The 28th two-day summit of the African Union (AU), which opened in Addis Ababa on Monday, is highlighted by the presence of the majority of African leaders, but the most remarkable presence is without contest that of King Mohammed VI of Morocco, whose country is about to reintegrate the Pan-African organization.
On the eve of the summit, the Moroccan ruler held in the Ethiopian capital separate talks with several participating heads of State. These included the Presidents of Congo Denis Sassou Nguesso, of Equatorial Guinea Teodore Obiang Nguema, of Rwanda Paul Kagame, and of Guinean, Alpha Condé.
King Mohammed VI is personally leading the Moroccan delegation, evidence of Morocco’s confidence that its diplomatic approach to return to the African Union will bear fruit.
This initiative will also allow the African community to question the legitimacy of the presence of the SADR within the Pan-African organization. Actually, this pseudo-republic, proclaimed in 1976 by the Polisario Front, with the support of Algeria and Gaddafi’s Libya, is not recognized by the majority of the AU member states, nor by the United Nations.

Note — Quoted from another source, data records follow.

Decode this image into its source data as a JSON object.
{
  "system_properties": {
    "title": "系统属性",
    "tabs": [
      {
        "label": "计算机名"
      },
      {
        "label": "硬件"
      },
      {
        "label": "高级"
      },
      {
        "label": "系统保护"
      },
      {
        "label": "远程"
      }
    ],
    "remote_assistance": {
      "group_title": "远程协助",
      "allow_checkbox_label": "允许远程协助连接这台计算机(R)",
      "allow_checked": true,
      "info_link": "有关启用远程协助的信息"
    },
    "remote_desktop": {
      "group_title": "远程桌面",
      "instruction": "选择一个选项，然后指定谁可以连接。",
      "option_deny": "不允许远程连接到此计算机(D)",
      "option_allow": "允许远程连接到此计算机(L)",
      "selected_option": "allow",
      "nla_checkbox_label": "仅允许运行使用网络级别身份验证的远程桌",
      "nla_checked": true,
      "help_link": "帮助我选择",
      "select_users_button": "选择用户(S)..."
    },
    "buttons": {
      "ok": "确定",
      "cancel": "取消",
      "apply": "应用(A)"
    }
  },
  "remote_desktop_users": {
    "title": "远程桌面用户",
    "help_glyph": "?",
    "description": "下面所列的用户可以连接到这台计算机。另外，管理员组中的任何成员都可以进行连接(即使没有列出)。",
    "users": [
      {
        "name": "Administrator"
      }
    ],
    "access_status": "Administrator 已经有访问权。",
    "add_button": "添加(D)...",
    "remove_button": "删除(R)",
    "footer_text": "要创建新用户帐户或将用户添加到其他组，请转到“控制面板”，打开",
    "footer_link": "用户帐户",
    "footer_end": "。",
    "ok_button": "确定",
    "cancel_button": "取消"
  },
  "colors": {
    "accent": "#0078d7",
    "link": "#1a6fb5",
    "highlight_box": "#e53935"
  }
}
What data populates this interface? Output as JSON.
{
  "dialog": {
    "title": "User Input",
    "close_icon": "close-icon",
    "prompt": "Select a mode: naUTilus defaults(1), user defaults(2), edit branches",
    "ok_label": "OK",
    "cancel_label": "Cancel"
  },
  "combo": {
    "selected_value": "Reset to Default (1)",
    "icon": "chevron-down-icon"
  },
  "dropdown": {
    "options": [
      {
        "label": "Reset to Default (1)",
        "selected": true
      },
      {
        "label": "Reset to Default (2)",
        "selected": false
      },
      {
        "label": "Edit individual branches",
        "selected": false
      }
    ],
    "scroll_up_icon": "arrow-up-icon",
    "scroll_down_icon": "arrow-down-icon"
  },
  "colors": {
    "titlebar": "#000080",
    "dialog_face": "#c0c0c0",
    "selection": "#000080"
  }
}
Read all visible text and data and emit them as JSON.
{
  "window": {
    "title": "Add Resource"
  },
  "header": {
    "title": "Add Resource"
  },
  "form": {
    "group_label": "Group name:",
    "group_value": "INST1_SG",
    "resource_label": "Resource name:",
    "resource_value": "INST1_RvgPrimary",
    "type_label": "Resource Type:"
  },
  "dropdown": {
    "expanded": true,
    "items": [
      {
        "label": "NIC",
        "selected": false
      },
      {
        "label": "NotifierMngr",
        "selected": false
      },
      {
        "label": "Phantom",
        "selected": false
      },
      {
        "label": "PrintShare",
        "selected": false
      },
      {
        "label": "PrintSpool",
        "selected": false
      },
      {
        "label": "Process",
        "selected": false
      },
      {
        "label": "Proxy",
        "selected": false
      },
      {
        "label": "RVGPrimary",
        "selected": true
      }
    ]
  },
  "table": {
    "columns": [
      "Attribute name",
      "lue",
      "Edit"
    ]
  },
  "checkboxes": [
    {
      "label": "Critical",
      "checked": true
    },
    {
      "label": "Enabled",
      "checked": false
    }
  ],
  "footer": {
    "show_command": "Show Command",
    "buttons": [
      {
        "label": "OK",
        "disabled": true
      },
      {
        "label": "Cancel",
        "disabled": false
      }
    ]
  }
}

Meanwhile, Morocco’s return to the continental organization is supported by 43 member countries, i.e. a large majority of the 54 members.
Last July, shortly after Morocco expressed the wish to return to the African fold, 28 AU members formally requested the reinstatement of the North African country and the exclusion of the SADR.
The majority of African countries consider Morocco’s presence within the AU as an asset for both the organization and for the continent, in addition to the fact that it will provide a new dynamic for inter-African relations.
Morocco, which was one of the founders of the Organization of African unity (OAU), the ancestor of the current AU, in 1963 is today one of the main investors in the Sahel and in West Africa, and the recent visits of Mohammed VI to East Africa have allowed the Kingdom to expand the list of its partners to English-speaking States.